(Extracted information begins)

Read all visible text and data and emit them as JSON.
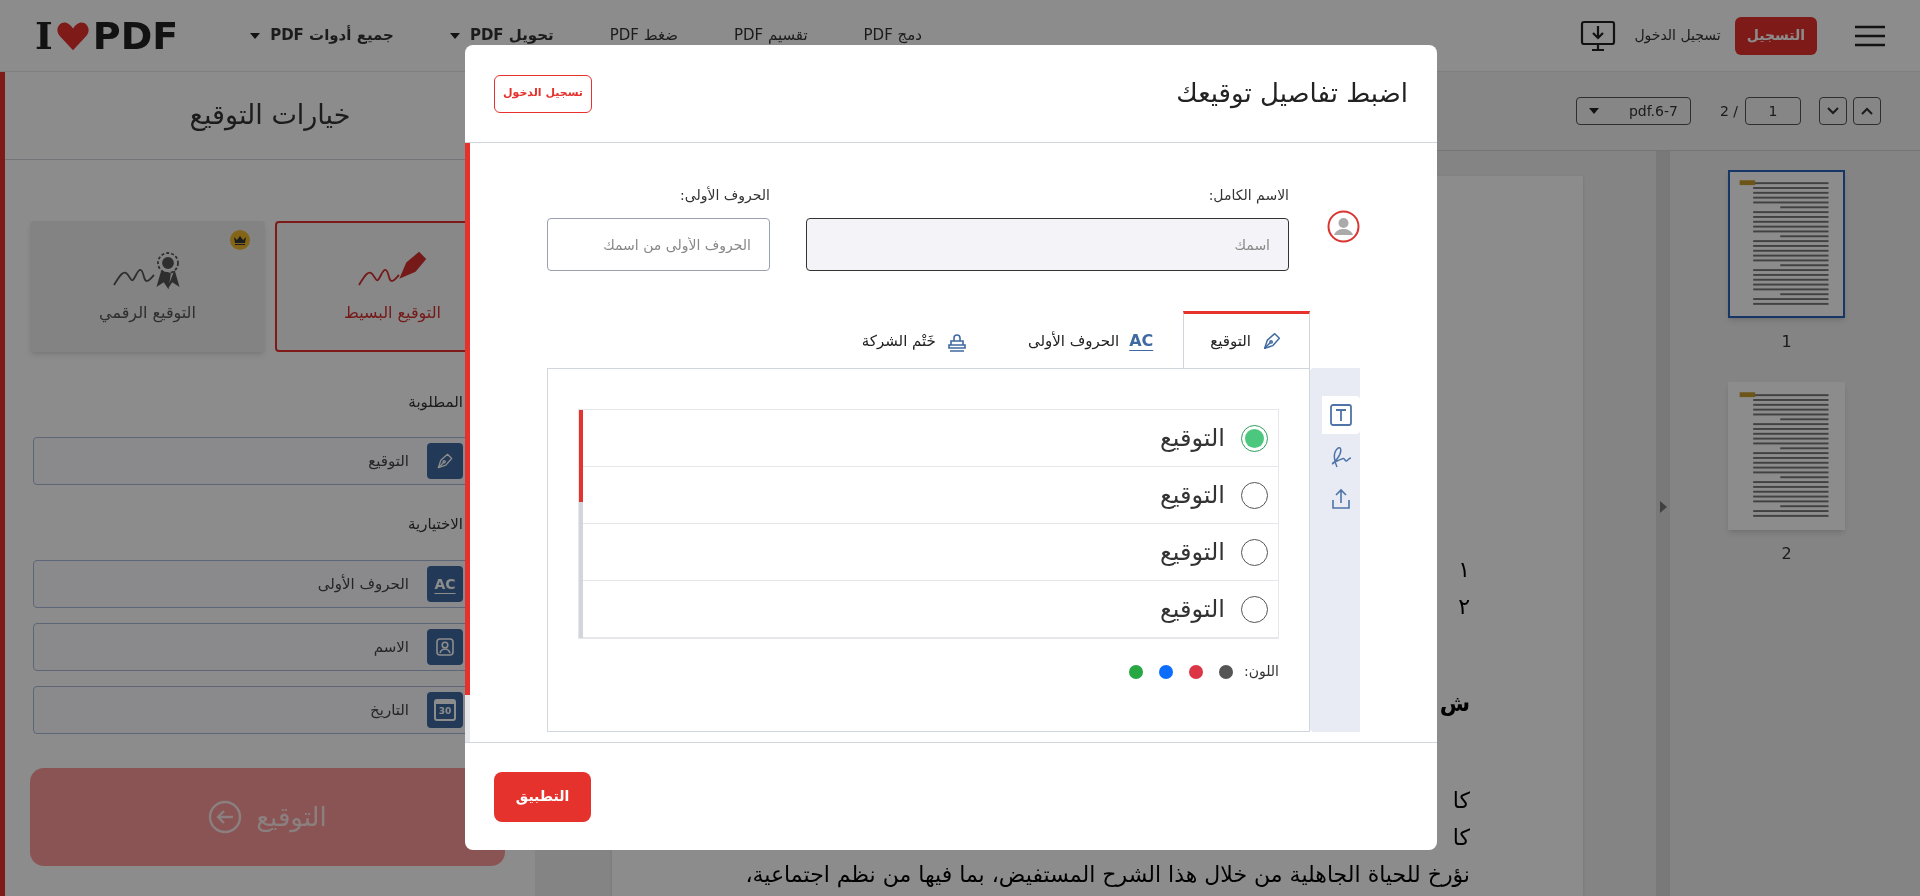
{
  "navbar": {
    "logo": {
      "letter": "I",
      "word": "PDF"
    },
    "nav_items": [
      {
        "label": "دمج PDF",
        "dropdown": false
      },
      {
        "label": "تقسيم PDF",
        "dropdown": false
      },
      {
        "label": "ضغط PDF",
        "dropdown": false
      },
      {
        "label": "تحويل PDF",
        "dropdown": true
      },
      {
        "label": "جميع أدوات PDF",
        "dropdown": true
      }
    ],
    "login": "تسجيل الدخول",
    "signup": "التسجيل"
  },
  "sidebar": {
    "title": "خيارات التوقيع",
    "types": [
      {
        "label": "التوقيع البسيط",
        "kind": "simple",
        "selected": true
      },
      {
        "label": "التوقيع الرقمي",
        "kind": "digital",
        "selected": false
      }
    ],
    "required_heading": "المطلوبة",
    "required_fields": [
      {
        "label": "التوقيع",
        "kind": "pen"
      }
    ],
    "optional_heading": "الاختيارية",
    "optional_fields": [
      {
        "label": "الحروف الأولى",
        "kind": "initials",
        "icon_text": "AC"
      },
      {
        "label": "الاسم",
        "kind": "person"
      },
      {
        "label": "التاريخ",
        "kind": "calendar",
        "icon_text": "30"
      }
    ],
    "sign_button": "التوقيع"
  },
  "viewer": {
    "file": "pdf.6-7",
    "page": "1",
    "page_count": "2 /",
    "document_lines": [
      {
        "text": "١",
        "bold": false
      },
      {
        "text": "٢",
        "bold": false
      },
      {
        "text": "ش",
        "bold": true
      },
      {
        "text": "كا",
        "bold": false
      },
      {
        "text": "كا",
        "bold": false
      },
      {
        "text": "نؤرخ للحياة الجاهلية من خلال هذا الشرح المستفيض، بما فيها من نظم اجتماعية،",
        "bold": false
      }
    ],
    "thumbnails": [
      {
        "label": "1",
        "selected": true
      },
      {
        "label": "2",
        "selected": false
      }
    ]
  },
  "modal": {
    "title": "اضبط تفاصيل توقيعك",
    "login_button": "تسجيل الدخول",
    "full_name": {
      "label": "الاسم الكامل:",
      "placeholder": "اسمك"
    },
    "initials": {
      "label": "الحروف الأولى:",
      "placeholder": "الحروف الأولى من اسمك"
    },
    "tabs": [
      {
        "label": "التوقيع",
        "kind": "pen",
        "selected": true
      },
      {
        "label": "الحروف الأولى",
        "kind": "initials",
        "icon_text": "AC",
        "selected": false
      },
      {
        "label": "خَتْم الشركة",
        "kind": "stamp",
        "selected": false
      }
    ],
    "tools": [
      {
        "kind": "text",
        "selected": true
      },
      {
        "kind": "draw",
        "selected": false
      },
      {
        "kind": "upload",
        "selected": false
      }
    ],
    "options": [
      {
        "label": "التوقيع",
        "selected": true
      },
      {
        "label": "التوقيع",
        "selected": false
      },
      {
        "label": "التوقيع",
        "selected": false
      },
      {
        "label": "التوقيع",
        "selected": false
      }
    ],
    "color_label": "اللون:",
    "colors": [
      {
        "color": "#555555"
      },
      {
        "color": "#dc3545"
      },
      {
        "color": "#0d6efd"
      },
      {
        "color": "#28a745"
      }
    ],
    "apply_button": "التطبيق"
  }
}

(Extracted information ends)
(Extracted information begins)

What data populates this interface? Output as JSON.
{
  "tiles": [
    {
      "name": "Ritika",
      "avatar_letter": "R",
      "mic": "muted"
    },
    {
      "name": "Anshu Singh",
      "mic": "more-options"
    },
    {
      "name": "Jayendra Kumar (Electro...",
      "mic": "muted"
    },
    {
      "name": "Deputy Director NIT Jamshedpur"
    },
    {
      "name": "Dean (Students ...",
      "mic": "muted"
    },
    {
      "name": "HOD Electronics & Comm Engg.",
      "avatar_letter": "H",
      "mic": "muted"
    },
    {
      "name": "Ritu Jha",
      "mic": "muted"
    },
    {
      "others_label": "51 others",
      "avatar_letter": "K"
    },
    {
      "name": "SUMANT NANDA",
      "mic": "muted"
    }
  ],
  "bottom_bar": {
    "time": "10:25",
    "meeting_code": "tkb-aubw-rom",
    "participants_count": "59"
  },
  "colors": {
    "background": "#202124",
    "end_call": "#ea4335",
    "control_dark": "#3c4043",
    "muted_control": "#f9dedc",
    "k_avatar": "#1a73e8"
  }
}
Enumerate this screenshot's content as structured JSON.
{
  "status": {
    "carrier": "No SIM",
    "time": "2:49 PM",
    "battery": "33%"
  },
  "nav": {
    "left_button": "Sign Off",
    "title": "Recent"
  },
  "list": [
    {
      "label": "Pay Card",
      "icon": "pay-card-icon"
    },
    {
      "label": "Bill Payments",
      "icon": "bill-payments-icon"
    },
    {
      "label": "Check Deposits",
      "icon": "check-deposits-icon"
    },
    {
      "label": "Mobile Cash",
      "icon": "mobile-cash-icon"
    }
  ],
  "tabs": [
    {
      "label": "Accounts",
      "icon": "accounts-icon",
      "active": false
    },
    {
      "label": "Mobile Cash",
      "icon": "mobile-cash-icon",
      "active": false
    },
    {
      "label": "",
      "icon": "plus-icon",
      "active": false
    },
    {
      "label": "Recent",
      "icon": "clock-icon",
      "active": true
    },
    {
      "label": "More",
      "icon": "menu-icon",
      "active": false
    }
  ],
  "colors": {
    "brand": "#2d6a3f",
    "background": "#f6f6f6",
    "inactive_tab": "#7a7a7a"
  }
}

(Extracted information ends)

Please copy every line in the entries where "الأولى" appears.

Completed exercise:
        "label": "الحروف الأولى",
      "label": "الحروف الأولى:",
      "placeholder": "الحروف الأولى من اسمك"
        "label": "الحروف الأولى",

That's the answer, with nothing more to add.